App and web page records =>
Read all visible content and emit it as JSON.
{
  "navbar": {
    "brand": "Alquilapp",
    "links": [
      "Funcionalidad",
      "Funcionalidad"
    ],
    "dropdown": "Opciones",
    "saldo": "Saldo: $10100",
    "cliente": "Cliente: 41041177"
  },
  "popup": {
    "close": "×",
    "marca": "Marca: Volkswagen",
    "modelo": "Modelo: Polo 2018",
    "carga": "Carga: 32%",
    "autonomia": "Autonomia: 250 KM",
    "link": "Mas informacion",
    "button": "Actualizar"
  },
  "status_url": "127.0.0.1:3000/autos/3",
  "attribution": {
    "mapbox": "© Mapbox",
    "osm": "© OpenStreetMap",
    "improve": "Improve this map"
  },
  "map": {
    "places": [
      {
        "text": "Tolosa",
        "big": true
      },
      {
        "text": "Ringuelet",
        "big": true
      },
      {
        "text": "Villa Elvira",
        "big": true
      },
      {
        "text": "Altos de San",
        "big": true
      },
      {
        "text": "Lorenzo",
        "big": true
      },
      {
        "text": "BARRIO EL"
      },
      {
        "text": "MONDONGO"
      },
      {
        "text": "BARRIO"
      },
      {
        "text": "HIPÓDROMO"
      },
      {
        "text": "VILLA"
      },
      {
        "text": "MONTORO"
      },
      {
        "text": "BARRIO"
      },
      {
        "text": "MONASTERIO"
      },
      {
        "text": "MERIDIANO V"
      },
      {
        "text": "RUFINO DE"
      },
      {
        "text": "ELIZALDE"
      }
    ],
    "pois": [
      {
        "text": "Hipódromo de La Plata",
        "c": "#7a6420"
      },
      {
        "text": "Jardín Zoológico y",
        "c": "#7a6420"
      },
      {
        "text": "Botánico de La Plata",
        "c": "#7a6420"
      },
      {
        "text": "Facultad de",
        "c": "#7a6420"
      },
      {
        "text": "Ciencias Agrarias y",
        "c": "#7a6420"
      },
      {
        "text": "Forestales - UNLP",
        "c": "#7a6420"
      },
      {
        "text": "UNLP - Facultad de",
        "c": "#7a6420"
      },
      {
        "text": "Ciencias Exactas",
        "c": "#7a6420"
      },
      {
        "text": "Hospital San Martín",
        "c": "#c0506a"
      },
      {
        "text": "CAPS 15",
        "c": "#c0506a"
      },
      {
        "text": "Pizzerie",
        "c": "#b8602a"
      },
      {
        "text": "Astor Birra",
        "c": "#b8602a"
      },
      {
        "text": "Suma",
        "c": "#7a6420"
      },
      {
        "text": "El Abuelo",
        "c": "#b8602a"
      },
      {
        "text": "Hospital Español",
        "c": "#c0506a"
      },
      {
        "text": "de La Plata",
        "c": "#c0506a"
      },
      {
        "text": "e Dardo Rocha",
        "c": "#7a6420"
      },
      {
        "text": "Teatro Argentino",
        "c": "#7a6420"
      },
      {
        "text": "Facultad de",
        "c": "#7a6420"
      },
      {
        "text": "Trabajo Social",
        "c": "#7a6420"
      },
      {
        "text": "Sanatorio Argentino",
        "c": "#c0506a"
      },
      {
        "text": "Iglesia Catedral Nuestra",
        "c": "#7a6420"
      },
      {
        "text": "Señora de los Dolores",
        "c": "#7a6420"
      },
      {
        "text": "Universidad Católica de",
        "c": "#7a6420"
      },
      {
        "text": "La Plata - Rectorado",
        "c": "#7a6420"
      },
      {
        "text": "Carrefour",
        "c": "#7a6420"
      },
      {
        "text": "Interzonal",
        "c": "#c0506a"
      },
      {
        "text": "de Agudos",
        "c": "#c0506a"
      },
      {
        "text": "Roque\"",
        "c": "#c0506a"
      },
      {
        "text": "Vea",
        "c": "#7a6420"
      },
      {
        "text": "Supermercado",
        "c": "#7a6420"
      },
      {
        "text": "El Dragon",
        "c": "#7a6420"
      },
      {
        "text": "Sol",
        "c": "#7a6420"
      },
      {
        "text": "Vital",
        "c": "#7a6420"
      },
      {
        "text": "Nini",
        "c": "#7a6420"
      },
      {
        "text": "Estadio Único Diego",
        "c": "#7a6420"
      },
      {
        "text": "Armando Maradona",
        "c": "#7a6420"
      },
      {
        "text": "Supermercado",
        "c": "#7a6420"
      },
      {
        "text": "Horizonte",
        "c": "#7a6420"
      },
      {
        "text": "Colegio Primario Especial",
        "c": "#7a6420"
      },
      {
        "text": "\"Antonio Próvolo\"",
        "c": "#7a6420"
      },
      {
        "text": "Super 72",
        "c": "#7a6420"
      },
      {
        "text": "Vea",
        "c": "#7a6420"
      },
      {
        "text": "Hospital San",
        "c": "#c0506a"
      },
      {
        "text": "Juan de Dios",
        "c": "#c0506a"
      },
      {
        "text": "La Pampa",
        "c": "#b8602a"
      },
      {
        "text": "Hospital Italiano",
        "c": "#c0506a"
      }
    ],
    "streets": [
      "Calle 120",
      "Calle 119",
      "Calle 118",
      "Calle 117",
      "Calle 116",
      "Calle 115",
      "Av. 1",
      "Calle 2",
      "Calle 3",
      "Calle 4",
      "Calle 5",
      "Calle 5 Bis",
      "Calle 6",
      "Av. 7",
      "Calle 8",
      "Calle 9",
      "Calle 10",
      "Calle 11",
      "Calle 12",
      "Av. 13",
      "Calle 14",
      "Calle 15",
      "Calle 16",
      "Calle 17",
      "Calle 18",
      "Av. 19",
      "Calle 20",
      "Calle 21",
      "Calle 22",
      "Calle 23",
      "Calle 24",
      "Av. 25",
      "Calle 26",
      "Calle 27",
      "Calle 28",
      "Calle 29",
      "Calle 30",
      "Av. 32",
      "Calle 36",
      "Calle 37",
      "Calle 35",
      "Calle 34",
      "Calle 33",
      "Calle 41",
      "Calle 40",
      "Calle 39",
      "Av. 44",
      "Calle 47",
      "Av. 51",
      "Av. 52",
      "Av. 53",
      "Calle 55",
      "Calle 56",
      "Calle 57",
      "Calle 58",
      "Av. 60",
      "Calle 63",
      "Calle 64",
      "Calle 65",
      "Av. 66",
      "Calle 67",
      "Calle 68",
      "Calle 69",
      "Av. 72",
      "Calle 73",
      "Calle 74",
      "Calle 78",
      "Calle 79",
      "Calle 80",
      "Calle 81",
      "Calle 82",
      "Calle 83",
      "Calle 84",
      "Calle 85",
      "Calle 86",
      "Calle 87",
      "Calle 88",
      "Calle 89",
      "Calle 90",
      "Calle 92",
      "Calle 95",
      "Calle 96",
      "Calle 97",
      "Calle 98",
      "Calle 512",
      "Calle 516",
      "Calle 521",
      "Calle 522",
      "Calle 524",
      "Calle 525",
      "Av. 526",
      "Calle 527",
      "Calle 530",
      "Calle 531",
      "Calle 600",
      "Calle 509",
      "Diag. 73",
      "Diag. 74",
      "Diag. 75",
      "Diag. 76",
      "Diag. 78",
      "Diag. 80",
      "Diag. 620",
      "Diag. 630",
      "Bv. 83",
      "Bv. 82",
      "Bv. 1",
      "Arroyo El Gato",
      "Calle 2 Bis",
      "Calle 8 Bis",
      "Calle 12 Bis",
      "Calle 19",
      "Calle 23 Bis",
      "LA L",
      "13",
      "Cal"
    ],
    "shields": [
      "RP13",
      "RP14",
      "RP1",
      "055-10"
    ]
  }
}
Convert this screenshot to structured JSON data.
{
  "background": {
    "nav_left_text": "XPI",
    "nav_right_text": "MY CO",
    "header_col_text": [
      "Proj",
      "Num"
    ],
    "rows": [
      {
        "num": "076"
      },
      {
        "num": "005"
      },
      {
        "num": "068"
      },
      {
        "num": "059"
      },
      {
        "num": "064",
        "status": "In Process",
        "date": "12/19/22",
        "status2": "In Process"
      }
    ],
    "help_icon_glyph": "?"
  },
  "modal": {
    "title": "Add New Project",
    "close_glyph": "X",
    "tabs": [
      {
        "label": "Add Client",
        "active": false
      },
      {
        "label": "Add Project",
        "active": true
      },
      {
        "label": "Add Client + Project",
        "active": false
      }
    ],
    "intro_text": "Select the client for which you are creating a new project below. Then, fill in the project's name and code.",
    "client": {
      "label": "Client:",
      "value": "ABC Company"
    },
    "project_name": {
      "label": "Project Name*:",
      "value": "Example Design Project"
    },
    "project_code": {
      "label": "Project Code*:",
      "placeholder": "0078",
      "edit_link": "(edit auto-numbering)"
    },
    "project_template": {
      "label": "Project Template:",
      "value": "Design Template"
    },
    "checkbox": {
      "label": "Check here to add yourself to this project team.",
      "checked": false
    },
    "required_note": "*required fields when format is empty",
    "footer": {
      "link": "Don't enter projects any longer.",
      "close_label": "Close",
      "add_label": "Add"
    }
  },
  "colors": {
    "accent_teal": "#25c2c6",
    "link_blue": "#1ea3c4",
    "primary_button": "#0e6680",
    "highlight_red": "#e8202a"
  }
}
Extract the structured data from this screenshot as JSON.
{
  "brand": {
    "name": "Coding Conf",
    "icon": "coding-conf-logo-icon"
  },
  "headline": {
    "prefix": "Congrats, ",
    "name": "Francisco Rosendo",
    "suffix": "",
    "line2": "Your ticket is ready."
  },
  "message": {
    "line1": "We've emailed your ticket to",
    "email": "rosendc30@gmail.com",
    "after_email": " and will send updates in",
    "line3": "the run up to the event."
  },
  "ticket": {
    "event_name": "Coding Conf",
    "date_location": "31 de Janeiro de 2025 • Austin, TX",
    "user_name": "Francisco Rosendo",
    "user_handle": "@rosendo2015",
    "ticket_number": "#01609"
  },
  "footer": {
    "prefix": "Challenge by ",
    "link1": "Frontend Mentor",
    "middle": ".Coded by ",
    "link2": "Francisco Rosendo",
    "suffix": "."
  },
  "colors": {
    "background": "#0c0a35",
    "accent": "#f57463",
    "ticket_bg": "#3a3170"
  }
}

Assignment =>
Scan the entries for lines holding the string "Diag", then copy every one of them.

Exercise result =>
      "Diag. 73",
      "Diag. 74",
      "Diag. 75",
      "Diag. 76",
      "Diag. 78",
      "Diag. 80",
      "Diag. 620",
      "Diag. 630",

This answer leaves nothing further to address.